The Smiling Soldier: World War II Veteran Reflects on His Service

“It’s better to let go with a smile than to hold on with tears.”
—Geraldine Romero

Joe Schaefer has the kind of smile that when you see it, you feel the corners of your own mouth turning up.

Schaefer is a World War II Veteran. He served with the 92nd Field Artillery and 2nd Armored Division. This former door-to-door produce salesman punctuates the end of a sentence with a giggle when he tells the story of how he sprained his ankle playing softball just weeks before D-Day.

” I got injured in a softball game running to first base,” Schaefer said from his living room couch.

Sidelined for D-Day

A bad ankle tear required a cast, and while this 22-year-old begged to take part in the Normandy Invasion, doctors kept him away from the battlefield for two months. In an odd turn of events, a pop fly and an ankle cast kept him from storming the beaches and might have saved his life.

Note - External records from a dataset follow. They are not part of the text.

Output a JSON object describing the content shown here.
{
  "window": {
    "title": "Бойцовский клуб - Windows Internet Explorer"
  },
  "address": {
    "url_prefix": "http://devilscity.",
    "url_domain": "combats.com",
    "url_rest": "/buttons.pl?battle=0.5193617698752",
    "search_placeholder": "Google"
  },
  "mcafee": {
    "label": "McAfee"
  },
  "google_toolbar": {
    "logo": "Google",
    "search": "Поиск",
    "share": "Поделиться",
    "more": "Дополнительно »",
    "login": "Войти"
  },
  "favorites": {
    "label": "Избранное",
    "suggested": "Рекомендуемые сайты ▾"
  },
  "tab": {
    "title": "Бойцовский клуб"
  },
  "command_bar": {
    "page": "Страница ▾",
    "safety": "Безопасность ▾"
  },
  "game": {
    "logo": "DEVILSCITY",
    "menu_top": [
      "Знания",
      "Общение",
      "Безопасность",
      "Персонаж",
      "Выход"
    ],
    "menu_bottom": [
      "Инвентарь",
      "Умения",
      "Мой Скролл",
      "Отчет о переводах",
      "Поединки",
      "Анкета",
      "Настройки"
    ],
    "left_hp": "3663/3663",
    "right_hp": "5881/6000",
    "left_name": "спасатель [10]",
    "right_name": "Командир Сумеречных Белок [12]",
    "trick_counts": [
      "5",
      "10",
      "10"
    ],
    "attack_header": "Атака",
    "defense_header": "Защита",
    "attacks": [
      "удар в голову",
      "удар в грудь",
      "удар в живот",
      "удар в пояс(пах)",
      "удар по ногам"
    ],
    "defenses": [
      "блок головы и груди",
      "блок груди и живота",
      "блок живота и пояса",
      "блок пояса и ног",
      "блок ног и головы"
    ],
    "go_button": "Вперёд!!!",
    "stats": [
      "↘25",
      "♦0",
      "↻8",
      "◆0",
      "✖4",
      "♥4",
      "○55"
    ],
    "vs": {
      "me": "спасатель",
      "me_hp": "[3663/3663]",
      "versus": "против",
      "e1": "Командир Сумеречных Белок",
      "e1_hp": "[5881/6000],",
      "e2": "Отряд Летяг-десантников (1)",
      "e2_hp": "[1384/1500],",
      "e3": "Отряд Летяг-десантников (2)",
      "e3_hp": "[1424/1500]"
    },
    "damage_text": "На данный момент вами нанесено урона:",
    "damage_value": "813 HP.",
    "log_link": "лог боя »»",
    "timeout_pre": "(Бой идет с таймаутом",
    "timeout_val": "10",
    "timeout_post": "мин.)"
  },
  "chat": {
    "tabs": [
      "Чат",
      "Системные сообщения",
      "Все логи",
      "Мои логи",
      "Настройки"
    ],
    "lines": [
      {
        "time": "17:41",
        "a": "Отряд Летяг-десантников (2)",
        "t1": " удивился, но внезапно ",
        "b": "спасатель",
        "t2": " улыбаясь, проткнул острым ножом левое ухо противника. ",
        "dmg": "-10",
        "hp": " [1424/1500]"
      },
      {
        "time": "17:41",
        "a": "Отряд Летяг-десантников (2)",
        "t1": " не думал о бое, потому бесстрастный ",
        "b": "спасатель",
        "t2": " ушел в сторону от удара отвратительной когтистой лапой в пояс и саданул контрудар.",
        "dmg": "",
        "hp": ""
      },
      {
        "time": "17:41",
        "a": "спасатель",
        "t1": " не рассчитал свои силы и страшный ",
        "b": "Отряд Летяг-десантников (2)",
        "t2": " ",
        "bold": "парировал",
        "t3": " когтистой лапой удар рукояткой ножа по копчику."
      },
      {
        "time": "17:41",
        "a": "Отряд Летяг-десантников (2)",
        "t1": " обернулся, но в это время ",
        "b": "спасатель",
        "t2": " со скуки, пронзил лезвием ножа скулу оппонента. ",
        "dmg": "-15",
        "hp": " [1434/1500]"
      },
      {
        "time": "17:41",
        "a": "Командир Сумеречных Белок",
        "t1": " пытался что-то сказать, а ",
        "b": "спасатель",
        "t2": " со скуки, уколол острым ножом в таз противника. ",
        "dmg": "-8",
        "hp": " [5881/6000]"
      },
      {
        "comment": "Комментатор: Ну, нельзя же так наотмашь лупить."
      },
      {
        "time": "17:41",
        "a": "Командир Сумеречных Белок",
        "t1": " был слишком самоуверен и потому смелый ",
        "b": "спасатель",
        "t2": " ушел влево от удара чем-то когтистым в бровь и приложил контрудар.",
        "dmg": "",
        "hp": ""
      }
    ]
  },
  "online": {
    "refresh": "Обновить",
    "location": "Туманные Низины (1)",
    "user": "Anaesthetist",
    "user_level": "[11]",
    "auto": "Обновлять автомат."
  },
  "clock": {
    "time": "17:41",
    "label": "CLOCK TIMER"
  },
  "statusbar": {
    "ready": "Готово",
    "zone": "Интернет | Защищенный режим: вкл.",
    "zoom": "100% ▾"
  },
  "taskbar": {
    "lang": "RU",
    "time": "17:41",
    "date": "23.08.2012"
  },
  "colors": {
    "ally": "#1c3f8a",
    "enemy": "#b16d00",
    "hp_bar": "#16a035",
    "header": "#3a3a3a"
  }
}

“All of the paratroopers were coming back from the war and they’d say, ‘What happened to you?’” Schaefer said with a chuckle. “ I said, ‘I don’t want to talk about it.’”

During the Battle of the Bulge, Cpl. Schaefer drove what’s called a “half track,” akin to a tank-truck hybrid. Upon the war’s conclusion, he drove one before the Big 3 — Churchill, Stalin and Truman — during the Potsdam Conference in Germany.

Not All Smiles

Schaefer is legally blind from macular degeneration but still enjoys viewing old photos. It’s difficult even with special low-vision equipment. Despite his disability, this smiling soldier still finds joy in photos from England, Africa and Germany. But there’s one memory that wipes the smile from even Schaefer’s face: the death of his brother, Paul.

“He was killed in Europe,” Schaefer said. “He was younger and they sent him over there, and he was killed four days before the war ended.”

Paul Schaefer was 22. He never made it home from the war but memories still bring a familiar expression to Joe’s face — a smile.

Paul served his country, and now, perhaps, his brother gets to carry his smile.

Story by Sarah Hill and Photojournalist Scott Schaefer